Job Vacancies Across Canada
Employers across all sectors in Canada sought to fill nearly one million vacant positions in the second quarter, the highest quarterly number on record. Vacancies were up 4.7% from the first quarter and 42.3% higher than in the second quarter of 2021. The job vacancy rate was 5.7% in the second quarter, also an all-time high. Since the first quarter of 2020, growth in labour demand (+4.2%) has exceeded growth in payroll employment (+1.7%), resulting in record-high job vacancies.
Offered wages increase less than Consumer Price Index
The record-high number of job vacancies in recent months has focused attention on the extent to which unmet labour demand was associated with higher wages. While the Labour Force Survey (LFS) provides information on employees’ salaries, the Job Vacancy and Wage Survey (JVWS) includes information on offered wages associated with vacant positions. Overall, the average offered hourly wages increased 5.3% to $24.05 in the second quarter on a year-over-year basis. Over the same period, the average hourly wages of all employees (measured in the LFS) rose 4.1%. The Consumer Price Index (CPI) increased by 7.5% in the second quarter, compared with the second quarter of 2021.
Job vacancies up in six provinces
On a seasonally adjusted basis, job vacancies rose in six provinces from the first quarter to the second quarter: Ontario (+6.6%), Nova Scotia (+6%), British Columbia (+5.6%), Manitoba (+5.2%), Alberta (+4.4%) and Quebec (+2.4%). The number of vacancies decreased in New Brunswick (-6.1%) and was little changed in the remaining provinces.
Across the economic regions with more than 10,000 vacant positions in the second quarter, the most significant percentage increases in job vacancies from the first quarter were recorded in Banff-Jasper-Rocky Mountain House and Athabasca-Grande Prairie-Peace River (+16.6%) in Alberta; Ottawa (+13.1%) in Ontario; and Winnipeg (+10.8%) in Manitoba.
There was an average of 1.1 unemployed people for each job vacancy in the second quarter, down from 1.3 in the first quarter. While there was less than one unemployed person for every job vacancy in the second quarter of 2022 in Quebec and British Columbia, there were more than three unemployed people for every vacant job in Newfoundland and Labrador. A lower ratio indicates a tighter labour market and possible labour shortages.
Job vacancies little changed in manufacturing

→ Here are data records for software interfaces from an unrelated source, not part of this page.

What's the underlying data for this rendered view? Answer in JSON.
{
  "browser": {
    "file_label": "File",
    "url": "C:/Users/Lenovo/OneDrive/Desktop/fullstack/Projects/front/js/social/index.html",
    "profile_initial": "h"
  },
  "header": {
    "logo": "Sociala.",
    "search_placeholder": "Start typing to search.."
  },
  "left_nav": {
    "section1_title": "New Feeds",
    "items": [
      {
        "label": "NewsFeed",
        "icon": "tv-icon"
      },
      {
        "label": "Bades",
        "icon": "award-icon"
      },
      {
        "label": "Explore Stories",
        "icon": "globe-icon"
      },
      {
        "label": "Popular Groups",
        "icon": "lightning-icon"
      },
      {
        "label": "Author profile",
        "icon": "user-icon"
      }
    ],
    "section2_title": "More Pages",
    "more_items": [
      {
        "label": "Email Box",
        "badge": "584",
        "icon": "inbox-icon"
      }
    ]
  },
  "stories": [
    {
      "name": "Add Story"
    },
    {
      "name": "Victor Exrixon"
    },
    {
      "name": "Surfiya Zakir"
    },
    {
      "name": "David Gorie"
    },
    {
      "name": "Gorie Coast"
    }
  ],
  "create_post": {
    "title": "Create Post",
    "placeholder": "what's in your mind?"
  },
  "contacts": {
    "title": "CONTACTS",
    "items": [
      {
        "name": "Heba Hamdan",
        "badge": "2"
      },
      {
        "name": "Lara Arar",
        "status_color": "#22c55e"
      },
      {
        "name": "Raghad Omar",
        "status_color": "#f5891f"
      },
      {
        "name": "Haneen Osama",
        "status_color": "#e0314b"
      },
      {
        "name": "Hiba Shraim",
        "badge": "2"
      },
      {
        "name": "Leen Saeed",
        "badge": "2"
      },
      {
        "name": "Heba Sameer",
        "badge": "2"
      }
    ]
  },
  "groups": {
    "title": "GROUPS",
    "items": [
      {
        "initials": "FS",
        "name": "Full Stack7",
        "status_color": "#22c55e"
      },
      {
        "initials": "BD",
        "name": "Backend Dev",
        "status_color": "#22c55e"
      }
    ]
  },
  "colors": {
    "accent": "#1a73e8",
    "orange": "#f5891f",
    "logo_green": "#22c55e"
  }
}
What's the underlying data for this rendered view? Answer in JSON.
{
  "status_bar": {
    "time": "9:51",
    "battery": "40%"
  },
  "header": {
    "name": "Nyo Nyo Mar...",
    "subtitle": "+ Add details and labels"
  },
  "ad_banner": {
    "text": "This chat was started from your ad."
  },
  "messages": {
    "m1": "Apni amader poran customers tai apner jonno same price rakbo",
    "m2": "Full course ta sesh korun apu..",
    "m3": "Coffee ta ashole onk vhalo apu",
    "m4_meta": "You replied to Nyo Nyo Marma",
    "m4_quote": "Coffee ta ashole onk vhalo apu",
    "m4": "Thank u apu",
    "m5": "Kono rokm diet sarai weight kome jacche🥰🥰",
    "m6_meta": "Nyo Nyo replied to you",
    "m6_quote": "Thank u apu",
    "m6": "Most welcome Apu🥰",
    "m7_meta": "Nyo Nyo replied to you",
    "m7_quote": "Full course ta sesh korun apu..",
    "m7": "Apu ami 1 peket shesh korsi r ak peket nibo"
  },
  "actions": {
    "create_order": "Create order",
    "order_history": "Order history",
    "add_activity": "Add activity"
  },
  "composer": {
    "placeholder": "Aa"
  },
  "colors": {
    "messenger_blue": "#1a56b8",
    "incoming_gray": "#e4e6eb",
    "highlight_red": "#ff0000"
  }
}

On a seasonally adjusted basis, the number of job vacancies in the second quarter in manufacturing was little changed from its respective record high of the previous quarter. Together with healthcare, social assistance, accommodation, and food services, these sectors represented 56.9% of all job vacancies in Canada in the second quarter.
Labour market tightness continues to pose hiring challenges
The ratio of new hires to job vacancies can be used as an indicator of the difficulties faced by employers in filling vacant positions, with a lower ratio suggesting a greater degree of difficulty and a lengthier hiring process. Employers faced significant hiring challenges during the second quarter, with 44 newly hired employees for every 100 vacancies. In comparison, 113 new hires for every 100 vacancies in the second quarter of 2016.